September is marked by “back-to-school” excitement — a time of fresh starts and renewal, as college freshmen make their way to campus and returning students settle back into familiar routines.
Attending college is a pivotal, life-changing time for students and their parents. For students, it’s marked by growth, change and a newfound sense of independence. For parents, college means adjusting to a new relationship with their young adults and finding the balance between being actively involved and hands off.
As the role of parents evolves, they transition from omnipresent protectors to trusted advocates and advisers, helping their college kids maneuver unfamiliar new territory, including health care and money management.
Health care advocacy
In the excitement of going to college, parents and students often do not consider the real-world implications of children becoming legal adults, including how coming of age affects medical decision-making. Accidents and emergencies are an unfortunate part of life, but planning for the worst is a way to alleviate additional stress and frustration if the unexpected occurs.
Parents ought to devise a plan of action should your college student become ill, injured or incapacitated while away at school. Completing a few key documents — including Health Insurance Portability and Accountability Act Authorization, which grants you access to your child’s health status; Healthcare Power of Attorney, naming you as “medical agent,” giving you the ability to make informed medical decisions; and General Durable Power of Attorney, naming you as “agent” providing you authorization to make financial decisions on your child’s behalf — will give you oversight and allow you to act quickly in the event of medical emergencies.
It’s important to update these forms annually and ensure they are accepted by the school. For students attending out-of-state schools, it is important to have separate documents in both the student’s home state and college state.
Developing sound money management skills is a major stepping stone on the way to adulthood, so transitioning financial responsibilities to your college-bound daughter or son is vitally important. Establish a set of financial guidelines to prevent unsustainable spending and burdensome debt down the line.
To avoid a full-blown financial crisis, here are tips you and your student can adopt:
1. Establish a written budget. Even if parents are contributing to or funding their college student’s expenses, creating a workable monthly budget with spending and saving guidelines will help college students form sound financial habits. Encourage open and regular communication about financial priorities and expectations — college is an expensive experience and a student’s accountability to a budget and responsibility for their spending decisions is part of their learning experience.
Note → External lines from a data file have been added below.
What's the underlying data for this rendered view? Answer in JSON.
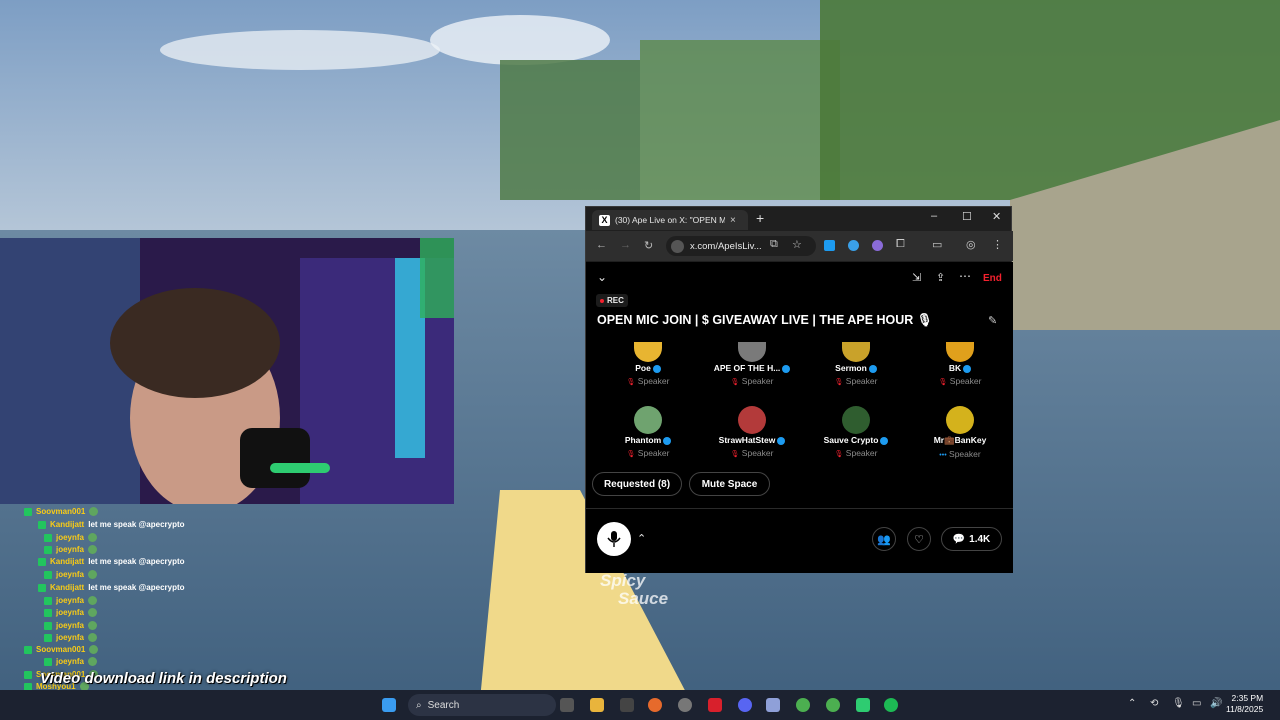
{
  "browser": {
    "tab_title": "(30) Ape Live on X: \"OPEN M",
    "url": "x.com/ApeIsLiv...",
    "new_tab": "+"
  },
  "space": {
    "end_label": "End",
    "rec_label": "REC",
    "title": "OPEN MIC JOIN | $ GIVEAWAY LIVE | THE APE HOUR",
    "speakers": [
      {
        "name": "Poe",
        "role": "Speaker",
        "color": "#e8b531"
      },
      {
        "name": "APE OF THE H...",
        "role": "Speaker",
        "color": "#7a7a7a"
      },
      {
        "name": "Sermon",
        "role": "Speaker",
        "color": "#c9a22a"
      },
      {
        "name": "BK",
        "role": "Speaker",
        "color": "#e0a01c"
      },
      {
        "name": "Phantom",
        "role": "Speaker",
        "color": "#6fa36f"
      },
      {
        "name": "StrawHatStew",
        "role": "Speaker",
        "color": "#b33a3a"
      },
      {
        "name": "Sauve Crypto",
        "role": "Speaker",
        "color": "#2f5d2f"
      },
      {
        "name": "Mr💼BanKey",
        "role": "Speaker",
        "color": "#d4b21c"
      }
    ],
    "requested_label": "Requested (8)",
    "mute_label": "Mute Space",
    "listener_count": "1.4K"
  },
  "chat": [
    {
      "name": "Soovman001",
      "msg": "",
      "indent": 0
    },
    {
      "name": "Kandijatt",
      "msg": "let me speak @apecrypto",
      "indent": 1
    },
    {
      "name": "joeynfa",
      "msg": "",
      "indent": 2
    },
    {
      "name": "joeynfa",
      "msg": "",
      "indent": 2
    },
    {
      "name": "Kandijatt",
      "msg": "let me speak @apecrypto",
      "indent": 1
    },
    {
      "name": "joeynfa",
      "msg": "",
      "indent": 2
    },
    {
      "name": "Kandijatt",
      "msg": "let me speak @apecrypto",
      "indent": 1
    },
    {
      "name": "joeynfa",
      "msg": "",
      "indent": 2
    },
    {
      "name": "joeynfa",
      "msg": "",
      "indent": 2
    },
    {
      "name": "joeynfa",
      "msg": "",
      "indent": 2
    },
    {
      "name": "joeynfa",
      "msg": "",
      "indent": 2
    },
    {
      "name": "Soovman001",
      "msg": "",
      "indent": 0
    },
    {
      "name": "joeynfa",
      "msg": "",
      "indent": 2
    },
    {
      "name": "Soovman001",
      "msg": "",
      "indent": 0
    },
    {
      "name": "Moshyou1",
      "msg": "",
      "indent": 0
    }
  ],
  "caption": "Video download link in description",
  "watermark": [
    "Spicy",
    "Sauce"
  ],
  "taskbar": {
    "search_label": "Search",
    "time": "2:35 PM",
    "date": "11/8/2025"
  }
}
Inevitably, most college students will make money mistakes; it’s important to allow them to right their course on their own instead of simply bailing them out. Having a plan for financial setbacks can help students manage mishaps down the line.
2. Assign budgeted expenses to specific payment methods. Control variable spending by exclusively using a debit card for eating out, entertainment and incidental expenses. Having access to only the funds in their account can help students stick to a budget. If your child has access to your debit card, create clear guidelines for expenses that will be covered.
3. Leverage student credit cards to build credit history. Using a credit card for certain fixed or recurring expenses — including phone, cable and internet, insurance and transportation charges — is a great way for students to manage spending and build credit. However, caution your child against using credit cards for incremental and incidental expenses that create debt and may not be paid off each month. Technology has removed the psychological pain associated with handing over cash, making spending on credit easy. As much as possible, students should avoid shopping for accessories, clothing, entertainment and books on credit cards, all of which tend to run up high balances.
When selecting a card, choosing wisely is key. With limited firsthand financial experience, young adults can easily fall victim to promotional discounts, perks and rewards that ultimately cost them in the form of higher rates and annual fees. Student cards are tailored for college students and generally have lower, more manageable interest rates. Have a candid discussion about the long-term repercussions of unsustainable credit card spending and best practices for credit.
Navigating the college transition can be a trying time for students and parents alike, but having honest and open dialogue about the challenges and opportunities facing young adults as they embark on adulthood — including navigating new financial territory — is the best way to set students up for success and avoid costly mistakes down the line.
If you’re struggling to agree on sound spending guidelines or have questions about arranging medical proceedings for your student, consult a financial adviser for help — having unbiased third-party guidance based on experience and expertise can be invaluable in helping you and your child meet financial goals.
Charlie Dunn is a Northwestern Mutual Wealth Management adviser and co-founder of Dunn Perrault & Associates. He can be reached at firstname.lastname@example.org.